Since 1963 a mural that contains a very brief school prayer has been hanging in the gymnasium of Rhode Island’s Cranston High School.
Prior to the Supreme Court ruling in 1962 that banned official school prayer, students recited it each day. The next year’s graduating class presented the mural as a gift to the school, and there it has hung for nearly 50 years.
That is until a student complained about it and suggested its presence was unconstitutional. A federal district court agreed and ordered it to be removed.
Here is the prayer:
Our Heavenly Father,
Grant us each day the desire to do our best,
To grow mentally and morally as well as physically,
To be kind and helpful to our classmates and teachers,
To be honest with ourselves as well as with others,
Help us to be good sports and smile when we lose as well as when we win,
Teach us the value of true friendship,
Help us always to conduct ourselves so as to bring credit to Cranston High School.
Even the most devout secularist wouldn’t disagree with the value of the prayer’s sentiments, would they?
It’s always been curious to me why something like this is considered unconstitutional yet each session of Congress is opened with prayer. As an example, here’s the opening prayer that was offered just a few days ago, on January 27th , by the Reverend Dr. Alan Keiran, right in the well of the United States Senate:
Lord, we honor You today in prayer and thanksgiving. We pray for the Members of this House, their families and staffs. Grant them peace that passes all understanding and amazing grace to sustain them when days are long and rest is short.
Father, You are our refuge and fortress. You provide everything we need for life and godliness. You hear our ardent intercession, and smile when we raise our voices in praise and worship. We thank You for Your presence, love and grace.
It is in Your mighty Name I pray. Amen.
What a wonderful, appropriate and heartfelt petition to the Lord. Thank you, Dr. Keiran. That a double standard exists is a given, and an unfortunate one at that.
But what is a parent to do?
In short, don’t give up!

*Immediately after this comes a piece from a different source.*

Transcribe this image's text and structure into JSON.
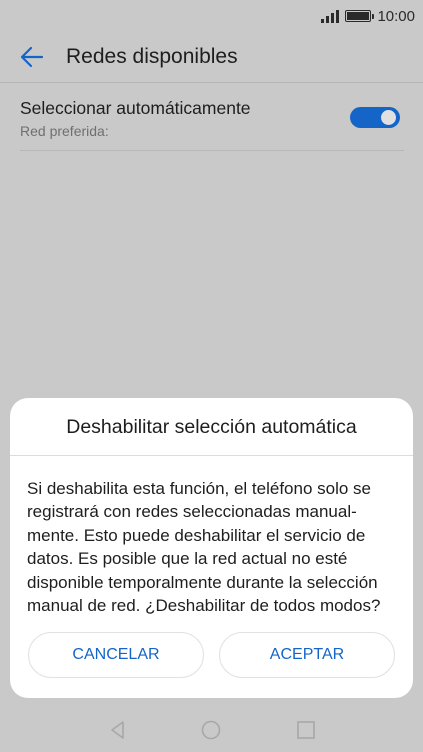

The primacy of the First Amendment should ensure that a “heckler’s veto” cannot be used as a means to cleanse a public school from any reference to religion. In this instance, the mural was a piece of school history. Why should it be removed now? It’s been left undisturbed for nearly a half century. From my perspective, for a court to uphold its removal is an abuse of power and a most unfortunate turn of events.